What you should do: Reproduce the entries word for word but drop every picture.

Input material:
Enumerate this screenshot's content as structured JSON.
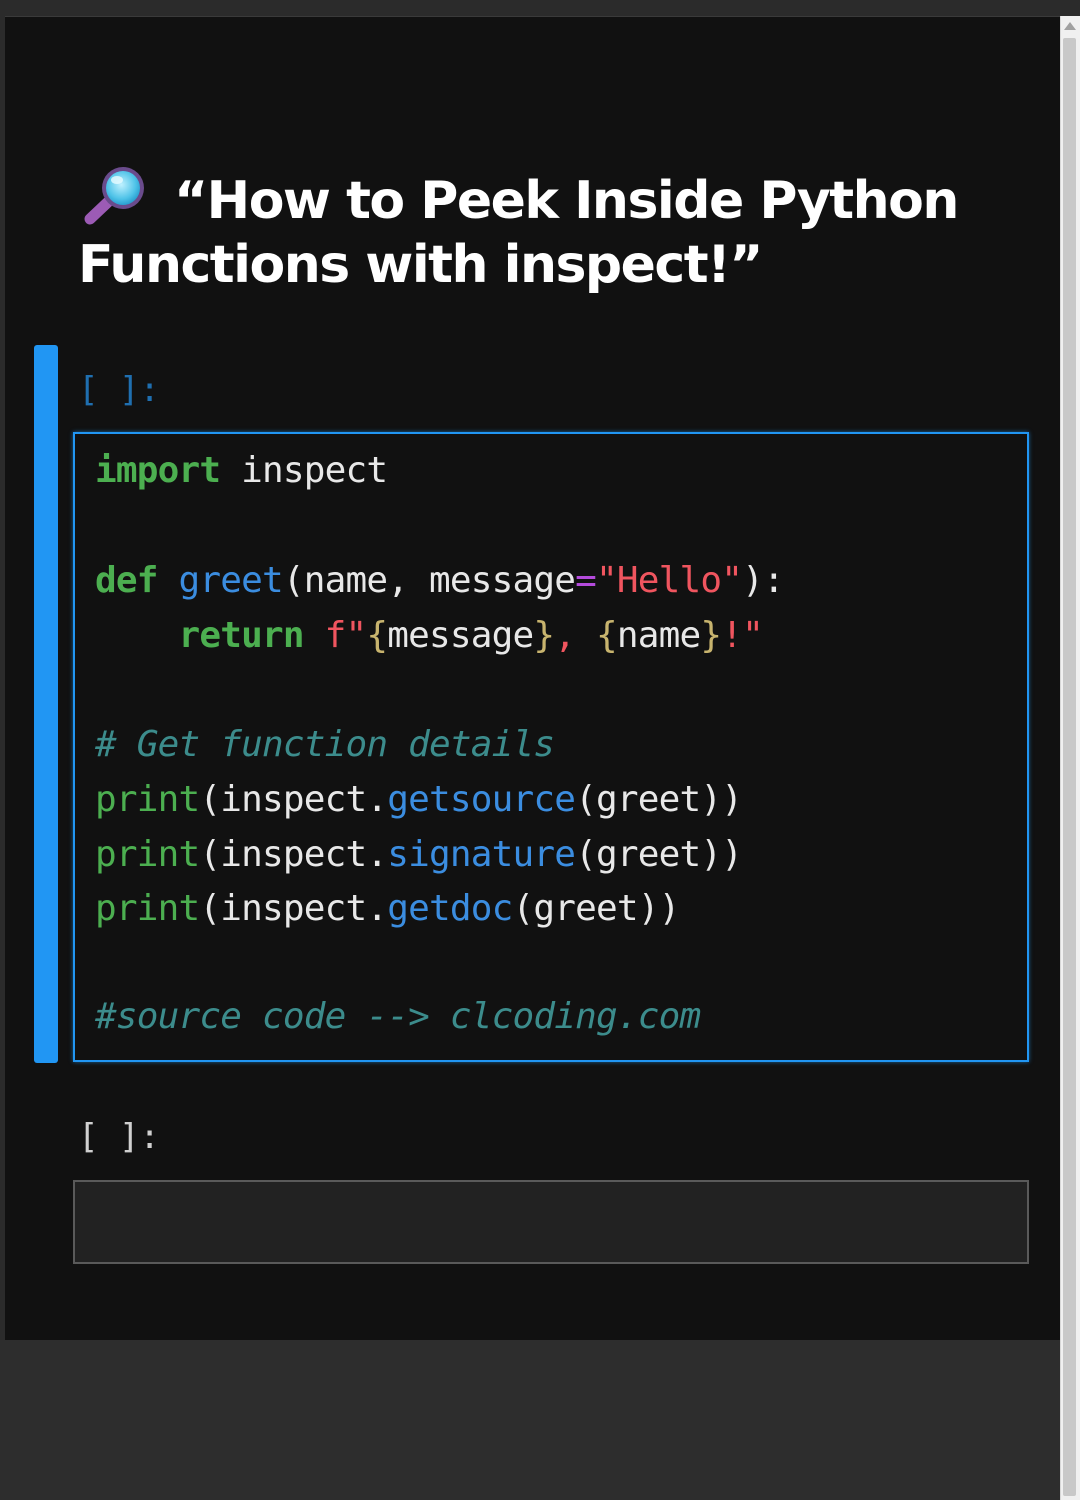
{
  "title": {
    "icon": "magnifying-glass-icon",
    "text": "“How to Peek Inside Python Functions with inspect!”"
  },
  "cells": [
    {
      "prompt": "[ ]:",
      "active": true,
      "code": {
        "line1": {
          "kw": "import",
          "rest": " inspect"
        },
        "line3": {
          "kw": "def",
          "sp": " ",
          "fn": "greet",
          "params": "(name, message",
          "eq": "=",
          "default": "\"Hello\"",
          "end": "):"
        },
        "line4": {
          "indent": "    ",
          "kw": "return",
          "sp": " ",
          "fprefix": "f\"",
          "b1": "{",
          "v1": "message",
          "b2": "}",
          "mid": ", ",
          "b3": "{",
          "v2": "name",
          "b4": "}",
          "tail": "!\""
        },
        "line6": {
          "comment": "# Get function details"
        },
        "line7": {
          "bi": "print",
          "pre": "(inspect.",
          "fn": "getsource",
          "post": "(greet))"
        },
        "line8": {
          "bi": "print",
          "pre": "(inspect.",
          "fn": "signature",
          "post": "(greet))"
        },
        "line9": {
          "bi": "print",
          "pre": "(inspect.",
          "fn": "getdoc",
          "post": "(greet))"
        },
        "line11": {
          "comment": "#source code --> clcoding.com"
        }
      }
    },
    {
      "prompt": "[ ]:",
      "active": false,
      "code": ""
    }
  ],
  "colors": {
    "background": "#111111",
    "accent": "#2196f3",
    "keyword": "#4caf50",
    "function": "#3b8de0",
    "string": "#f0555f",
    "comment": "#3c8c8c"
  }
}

Exercise response:
Enumerate this screenshot's content as structured JSON.
{
  "title": {
    "icon": "magnifying-glass-icon",
    "text": "“How to Peek Inside Python Functions with inspect!”"
  },
  "cells": [
    {
      "prompt": "[ ]:",
      "active": true,
      "code": {
        "line1": {
          "kw": "import",
          "rest": " inspect"
        },
        "line3": {
          "kw": "def",
          "sp": " ",
          "fn": "greet",
          "params": "(name, message",
          "eq": "=",
          "default": "\"Hello\"",
          "end": "):"
        },
        "line4": {
          "indent": "    ",
          "kw": "return",
          "sp": " ",
          "fprefix": "f\"",
          "b1": "{",
          "v1": "message",
          "b2": "}",
          "mid": ", ",
          "b3": "{",
          "v2": "name",
          "b4": "}",
          "tail": "!\""
        },
        "line6": {
          "comment": "# Get function details"
        },
        "line7": {
          "bi": "print",
          "pre": "(inspect.",
          "fn": "getsource",
          "post": "(greet))"
        },
        "line8": {
          "bi": "print",
          "pre": "(inspect.",
          "fn": "signature",
          "post": "(greet))"
        },
        "line9": {
          "bi": "print",
          "pre": "(inspect.",
          "fn": "getdoc",
          "post": "(greet))"
        },
        "line11": {
          "comment": "#source code --> clcoding.com"
        }
      }
    },
    {
      "prompt": "[ ]:",
      "active": false,
      "code": ""
    }
  ],
  "colors": {
    "background": "#111111",
    "accent": "#2196f3",
    "keyword": "#4caf50",
    "function": "#3b8de0",
    "string": "#f0555f",
    "comment": "#3c8c8c"
  }
}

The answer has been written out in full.